#### Records
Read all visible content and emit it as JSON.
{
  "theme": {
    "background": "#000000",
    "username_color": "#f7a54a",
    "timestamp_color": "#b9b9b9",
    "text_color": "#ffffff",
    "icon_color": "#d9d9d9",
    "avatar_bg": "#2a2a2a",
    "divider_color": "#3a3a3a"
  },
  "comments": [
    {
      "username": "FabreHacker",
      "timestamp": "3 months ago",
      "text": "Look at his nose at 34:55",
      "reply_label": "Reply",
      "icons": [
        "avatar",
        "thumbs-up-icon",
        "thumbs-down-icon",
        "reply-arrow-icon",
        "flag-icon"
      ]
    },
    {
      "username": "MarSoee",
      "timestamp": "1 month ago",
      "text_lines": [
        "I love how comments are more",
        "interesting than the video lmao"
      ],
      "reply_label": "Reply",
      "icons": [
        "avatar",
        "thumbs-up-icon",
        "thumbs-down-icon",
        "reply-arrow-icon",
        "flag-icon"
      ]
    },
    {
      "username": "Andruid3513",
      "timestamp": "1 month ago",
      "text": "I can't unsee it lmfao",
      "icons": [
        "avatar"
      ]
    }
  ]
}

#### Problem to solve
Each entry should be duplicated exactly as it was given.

#### Result
Read all visible content and emit it as JSON.
{
  "theme": {
    "background": "#000000",
    "username_color": "#f7a54a",
    "timestamp_color": "#b9b9b9",
    "text_color": "#ffffff",
    "icon_color": "#d9d9d9",
    "avatar_bg": "#2a2a2a",
    "divider_color": "#3a3a3a"
  },
  "comments": [
    {
      "username": "FabreHacker",
      "timestamp": "3 months ago",
      "text": "Look at his nose at 34:55",
      "reply_label": "Reply",
      "icons": [
        "avatar",
        "thumbs-up-icon",
        "thumbs-down-icon",
        "reply-arrow-icon",
        "flag-icon"
      ]
    },
    {
      "username": "MarSoee",
      "timestamp": "1 month ago",
      "text_lines": [
        "I love how comments are more",
        "interesting than the video lmao"
      ],
      "reply_label": "Reply",
      "icons": [
        "avatar",
        "thumbs-up-icon",
        "thumbs-down-icon",
        "reply-arrow-icon",
        "flag-icon"
      ]
    },
    {
      "username": "Andruid3513",
      "timestamp": "1 month ago",
      "text": "I can't unsee it lmfao",
      "icons": [
        "avatar"
      ]
    }
  ]
}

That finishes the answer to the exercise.